Written by our Founder and CEO, our Celebrations Pulse Sunday Letters aim to engage with our community. From sharing stories to welcoming your ideas, we want to help you to express, connect, and celebrate the important people in your life.
Have you ever made a mistake at work? If you’re human, chances are you answered that question in the affirmative. It’s just part of life and what makes us human. As our parents, teachers, and bosses have told us, nobody is perfect.
We have been in the business world for decades, and we’ve both made our fair share of mistakes. According to Jim, everyone has “messed up” in their job at least once – and probably a lot more than that!
It’s how you – and your bosses – handle your mistakes at work that makes a difference. Are your mistakes the source of shame and something you make every effort to run away from? Or do you see mistakes as an opportunity to improve and learn?
Jim’s late friend Wayne Huizenga was a very successful businessman, and he embraced – and even joked about – his mistakes. He founded AutoNation and Waste Management and partially owned Blockbuster Video, the National Football League’s Miami Dolphins, the National Hockey League’s Florida Panthers, and Major League Baseball’s Florida Marlins.

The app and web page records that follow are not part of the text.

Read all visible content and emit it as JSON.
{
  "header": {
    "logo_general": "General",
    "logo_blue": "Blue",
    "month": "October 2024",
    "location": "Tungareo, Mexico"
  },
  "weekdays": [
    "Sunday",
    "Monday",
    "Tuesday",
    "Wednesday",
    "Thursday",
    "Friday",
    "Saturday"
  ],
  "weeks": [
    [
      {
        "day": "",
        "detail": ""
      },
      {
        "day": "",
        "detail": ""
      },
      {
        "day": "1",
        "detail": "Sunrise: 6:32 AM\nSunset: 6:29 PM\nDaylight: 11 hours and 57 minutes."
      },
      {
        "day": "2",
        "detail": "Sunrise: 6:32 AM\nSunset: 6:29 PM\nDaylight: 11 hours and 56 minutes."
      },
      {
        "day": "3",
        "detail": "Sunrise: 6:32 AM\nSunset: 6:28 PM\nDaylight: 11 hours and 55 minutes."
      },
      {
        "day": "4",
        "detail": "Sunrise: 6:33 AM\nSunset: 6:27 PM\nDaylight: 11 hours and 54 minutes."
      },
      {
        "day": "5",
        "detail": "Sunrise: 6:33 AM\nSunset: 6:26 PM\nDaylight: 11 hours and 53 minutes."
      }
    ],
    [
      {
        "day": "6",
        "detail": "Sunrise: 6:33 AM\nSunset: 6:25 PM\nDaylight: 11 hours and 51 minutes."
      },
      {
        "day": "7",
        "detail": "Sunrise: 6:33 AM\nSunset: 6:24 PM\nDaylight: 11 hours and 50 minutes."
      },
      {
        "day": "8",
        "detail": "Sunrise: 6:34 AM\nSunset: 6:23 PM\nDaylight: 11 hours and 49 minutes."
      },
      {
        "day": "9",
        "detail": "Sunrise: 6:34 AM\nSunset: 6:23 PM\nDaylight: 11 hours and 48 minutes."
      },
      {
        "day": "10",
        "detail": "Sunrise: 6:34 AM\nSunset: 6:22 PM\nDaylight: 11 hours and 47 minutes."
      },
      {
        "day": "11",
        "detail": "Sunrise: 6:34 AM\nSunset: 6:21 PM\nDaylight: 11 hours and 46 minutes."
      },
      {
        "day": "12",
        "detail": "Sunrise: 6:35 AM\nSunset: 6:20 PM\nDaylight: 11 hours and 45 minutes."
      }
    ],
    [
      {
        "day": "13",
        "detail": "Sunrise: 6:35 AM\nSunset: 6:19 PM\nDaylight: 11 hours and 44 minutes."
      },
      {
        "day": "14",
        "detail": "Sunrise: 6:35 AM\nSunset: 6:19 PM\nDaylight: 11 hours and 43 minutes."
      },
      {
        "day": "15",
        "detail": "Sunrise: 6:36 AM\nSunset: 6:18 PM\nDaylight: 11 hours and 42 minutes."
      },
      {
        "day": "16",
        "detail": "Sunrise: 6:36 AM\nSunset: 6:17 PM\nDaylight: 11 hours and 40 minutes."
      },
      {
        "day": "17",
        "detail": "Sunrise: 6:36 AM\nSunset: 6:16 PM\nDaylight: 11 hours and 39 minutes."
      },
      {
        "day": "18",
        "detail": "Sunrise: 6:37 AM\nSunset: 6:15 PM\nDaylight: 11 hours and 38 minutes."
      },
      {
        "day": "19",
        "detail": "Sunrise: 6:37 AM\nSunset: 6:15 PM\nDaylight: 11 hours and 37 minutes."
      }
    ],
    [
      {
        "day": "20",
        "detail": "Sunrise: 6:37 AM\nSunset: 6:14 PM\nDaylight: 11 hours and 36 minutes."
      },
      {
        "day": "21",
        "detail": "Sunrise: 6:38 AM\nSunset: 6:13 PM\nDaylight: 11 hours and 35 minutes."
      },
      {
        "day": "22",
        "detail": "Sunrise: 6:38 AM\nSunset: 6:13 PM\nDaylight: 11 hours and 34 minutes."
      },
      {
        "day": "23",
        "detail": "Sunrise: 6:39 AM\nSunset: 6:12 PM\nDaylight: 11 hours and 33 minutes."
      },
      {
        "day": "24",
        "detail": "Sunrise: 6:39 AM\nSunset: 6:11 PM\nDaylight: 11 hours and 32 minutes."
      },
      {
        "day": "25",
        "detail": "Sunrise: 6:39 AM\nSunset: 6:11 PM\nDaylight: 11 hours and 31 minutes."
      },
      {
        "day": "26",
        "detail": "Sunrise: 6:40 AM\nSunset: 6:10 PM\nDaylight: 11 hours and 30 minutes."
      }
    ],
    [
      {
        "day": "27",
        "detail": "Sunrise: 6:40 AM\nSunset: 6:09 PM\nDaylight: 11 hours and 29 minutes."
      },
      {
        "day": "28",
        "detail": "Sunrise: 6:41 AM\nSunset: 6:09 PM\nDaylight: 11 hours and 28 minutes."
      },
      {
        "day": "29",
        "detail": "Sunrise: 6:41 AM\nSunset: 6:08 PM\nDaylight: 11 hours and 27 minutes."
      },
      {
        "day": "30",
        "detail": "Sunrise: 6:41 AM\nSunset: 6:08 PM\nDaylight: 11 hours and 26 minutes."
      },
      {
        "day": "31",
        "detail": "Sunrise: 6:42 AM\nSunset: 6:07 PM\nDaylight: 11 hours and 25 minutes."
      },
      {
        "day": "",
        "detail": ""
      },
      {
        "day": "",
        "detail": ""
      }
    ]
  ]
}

You would think a guy that successful never made a mistake, but he did. He once told Jim: “People like you and me, we make a lot of mistakes, but the difference between us and the others is that each time we fail, we pick ourselves up, dust ourselves off, and move on.”

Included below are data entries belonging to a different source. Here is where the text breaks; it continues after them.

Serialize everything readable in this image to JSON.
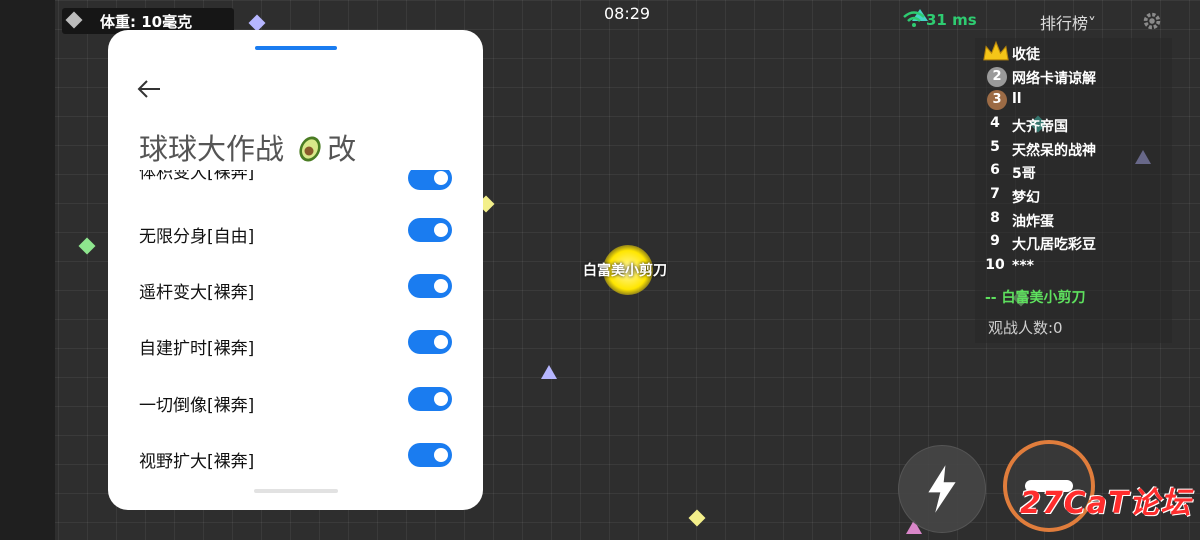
{
  "hud": {
    "weight": "体重: 10毫克",
    "clock": "08:29",
    "ping": "31 ms",
    "leaderboard_title": "排行榜˅"
  },
  "leaderboard": {
    "entries": [
      {
        "rank": "",
        "name": "收徒",
        "medal": "crown-icon"
      },
      {
        "rank": "2",
        "name": "网络卡请谅解",
        "medal": "silver-medal"
      },
      {
        "rank": "3",
        "name": "ll",
        "medal": "bronze-medal"
      },
      {
        "rank": "4",
        "name": "大齐帝国"
      },
      {
        "rank": "5",
        "name": "天然呆的战神"
      },
      {
        "rank": "6",
        "name": "5哥"
      },
      {
        "rank": "7",
        "name": "梦幻"
      },
      {
        "rank": "8",
        "name": "油炸蛋"
      },
      {
        "rank": "9",
        "name": "大几居吃彩豆"
      },
      {
        "rank": "10",
        "name": "***"
      }
    ],
    "self_entry": "-- 白富美小剪刀",
    "spectators": "观战人数:0"
  },
  "player": {
    "name": "白富美小剪刀"
  },
  "watermark": "27CaT论坛",
  "menu": {
    "title_pre": "球球大作战 ",
    "title_post": "改",
    "icon": "avocado-icon",
    "options": [
      {
        "label": "体积变大[裸奔]",
        "enabled": true
      },
      {
        "label": "无限分身[自由]",
        "enabled": true
      },
      {
        "label": "遥杆变大[裸奔]",
        "enabled": true
      },
      {
        "label": "自建扩时[裸奔]",
        "enabled": true
      },
      {
        "label": "一切倒像[裸奔]",
        "enabled": true
      },
      {
        "label": "视野扩大[裸奔]",
        "enabled": true
      }
    ]
  },
  "colors": {
    "accent": "#1a7cf0",
    "ping": "#2ecc71",
    "self": "#5ee05e",
    "eject_ring": "#e07d3c",
    "watermark": "#ff2d2d"
  }
}
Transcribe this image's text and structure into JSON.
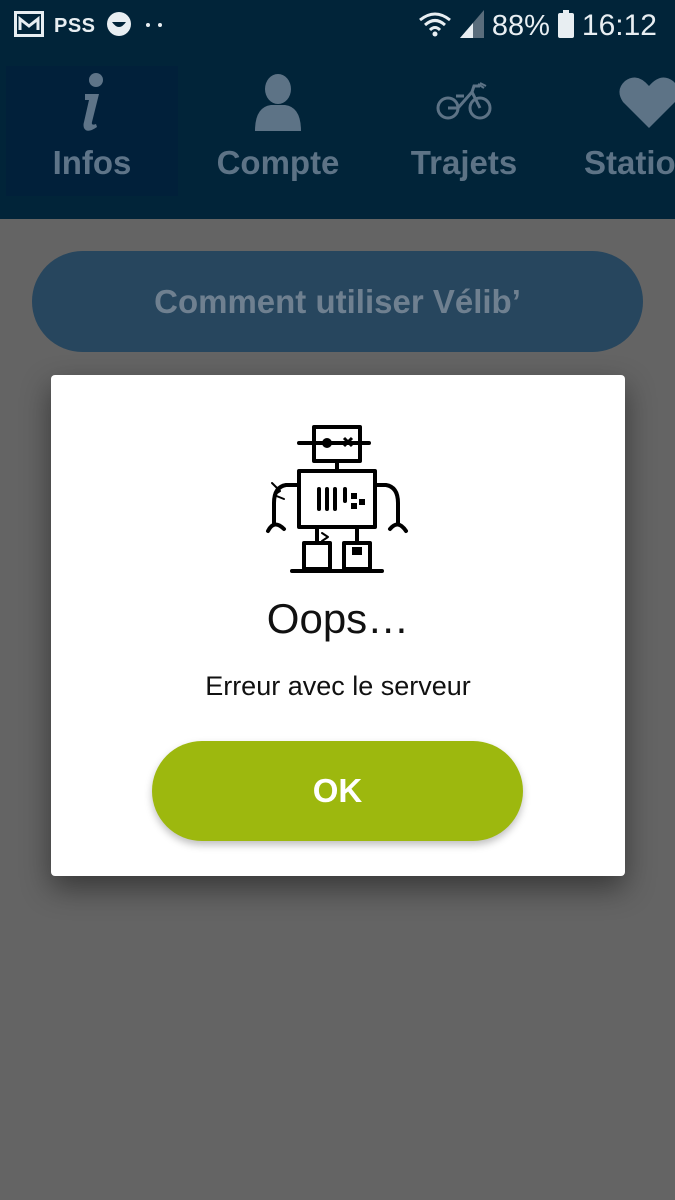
{
  "status_bar": {
    "carrier_label": "PSS",
    "battery_percent": "88%",
    "time": "16:12",
    "icons": [
      "gallery-icon",
      "face-icon",
      "dots-icon",
      "wifi-icon",
      "signal-icon",
      "battery-icon"
    ]
  },
  "tabs": [
    {
      "label": "Infos",
      "icon": "info-icon",
      "active": true
    },
    {
      "label": "Compte",
      "icon": "user-icon",
      "active": false
    },
    {
      "label": "Trajets",
      "icon": "bike-icon",
      "active": false
    },
    {
      "label": "Statio",
      "icon": "heart-icon",
      "active": false
    }
  ],
  "main": {
    "howto_button_label": "Comment utiliser Vélib’"
  },
  "dialog": {
    "icon": "robot-icon",
    "title": "Oops…",
    "message": "Erreur avec le serveur",
    "ok_label": "OK"
  },
  "colors": {
    "header_bg": "#012439",
    "tab_text": "#5d7386",
    "overlay_bg": "#646464",
    "howto_button": "#27465e",
    "ok_button": "#9db80e"
  }
}
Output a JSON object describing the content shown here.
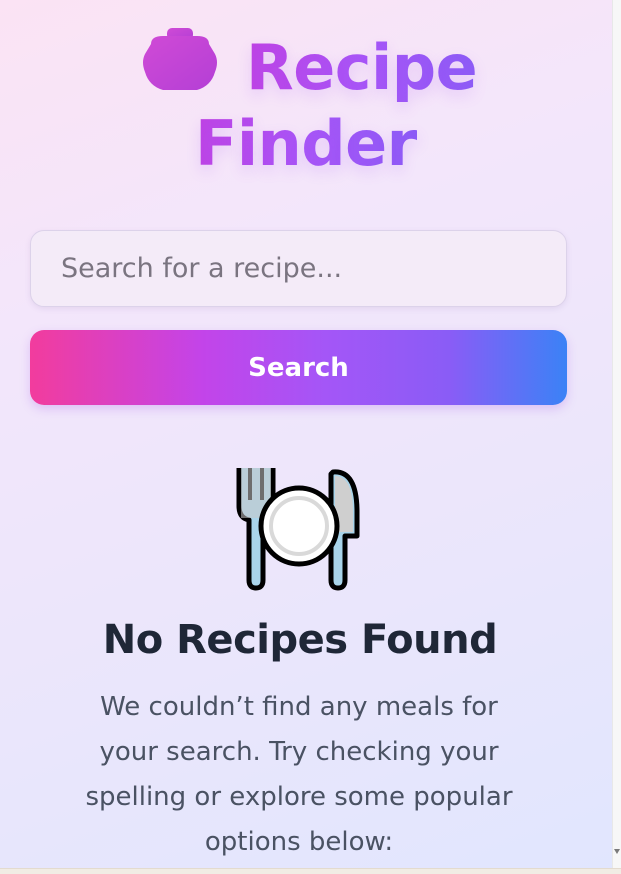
{
  "header": {
    "title_line1": "Recipe",
    "title_line2": "Finder",
    "icon": "cooking-pot-icon"
  },
  "search": {
    "placeholder": "Search for a recipe...",
    "value": "",
    "button_label": "Search"
  },
  "empty_state": {
    "icon": "fork-knife-plate-icon",
    "title": "No Recipes Found",
    "message": "We couldn’t find any meals for your search. Try checking your spelling or explore some popular options below:"
  },
  "colors": {
    "title_gradient_start": "#c042e3",
    "title_gradient_end": "#8b5cf6",
    "button_gradient_start": "#f23c9d",
    "button_gradient_mid": "#a456f7",
    "button_gradient_end": "#3b82f6",
    "heading_text": "#1f2737",
    "body_text": "#4a5263"
  }
}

It’s the way we package those failures at work, perhaps even by making fun of them, that helps define and foster successes.
How have you bounced back from a mistake at work? Email your stories here so we can share them in a future Celebrations Pulse newsletter.
Jim’s favorite mistake
Jim recently appeared on the popular podcast “My Favorite Mistake,” which is hosted by Mark Graban, an author, entrepreneur, and leader in change management for businesses.
Mark’s first question to Jim was, “What was your favorite mistake?” And Jim was quick to joke, “Do you mean my favorite or do you mean my worst?” Then the conversation turned into a 30-minute discourse on bouncing back from mistakes. You can listen to the podcast here.
Trying to go solo
Jim’s biggest mistake occurred early on when he acquired a certain toll-free telephone number that became the name of his flower business.
You have to remember, back in 1986, toll-free numbers were becoming quite popular. This new phone technology was a way to defray the cost of long-distance business calls, and so many companies that adopted 1-800 numbers, spent considerable amounts of money on advertising and marketing in order to get people to remember the rest of the number after 1-800. They were using jingles and memory tricks.
Jim wanted to avoid spending money on getting people to remember a 1-800 number, so he bought the company that owned the 1-800-FLOWERS phone number, and he thought he could avoid spending money on consultants who could help him navigate the deal.
At that time, I was not a businessman, and I was trying to save money everywhere I could. When I bought the company, I thought I could handle all the legal and accounting work that came with it, and wow, was I wrong! I lost millions of dollars and spent almost a decade paying it off. Now the good news is that it eventually worked out. I dug myself out of a hole, and with good luck and good fortune, built the company into a household name. But that first mistake proved to be painful for a long time.
Learning and growing from a mistake
Jim learned from that mistake. He made sure that he brought in the right experts to negotiate and analyze potential business deals. But he also learned a lesson about making mistakes: As painful as they might be, they need to be recognized, called out, made fun of, and even celebrated. After all, they’re the springboard to bouncing back.
Pain from mistakes can be a crippling emotion; however, you need to have the fortitude to turn it into something that isn’t so serious. Compartmentalize it and learn from it so it doesn’t happen again. You can turn that mistake into a positive experience.
Creating the right culture at work
It’s important for company leaders and managers to create a culture that fosters acceptance of mistakes. If the CEO is willing to be honest about making mistakes, it helps everyone else throughout the organization deal with theirs.
Several years ago, a manager at 1-800-Flowers came up with an idea to recognize mistakes – and mix learning and fun. Chris recalls: “She created a wall of shame, where employees posted their worst ideas and miscues. The things I liked about that board was that it was fun, it wasn’t shameful, and despite its name, it was a way to take the shame out of office mistakes.”
Of course, a culture of accepting mistakes doesn’t mean that everyone should do wild and crazy things or throw everything up on a wall and see what sticks. There needs to be a balance to create the right atmosphere that gives employees – and bosses – the opportunity to learn and grow from their mistakes. After all, we’re all human.
All the best,
Chris & Jim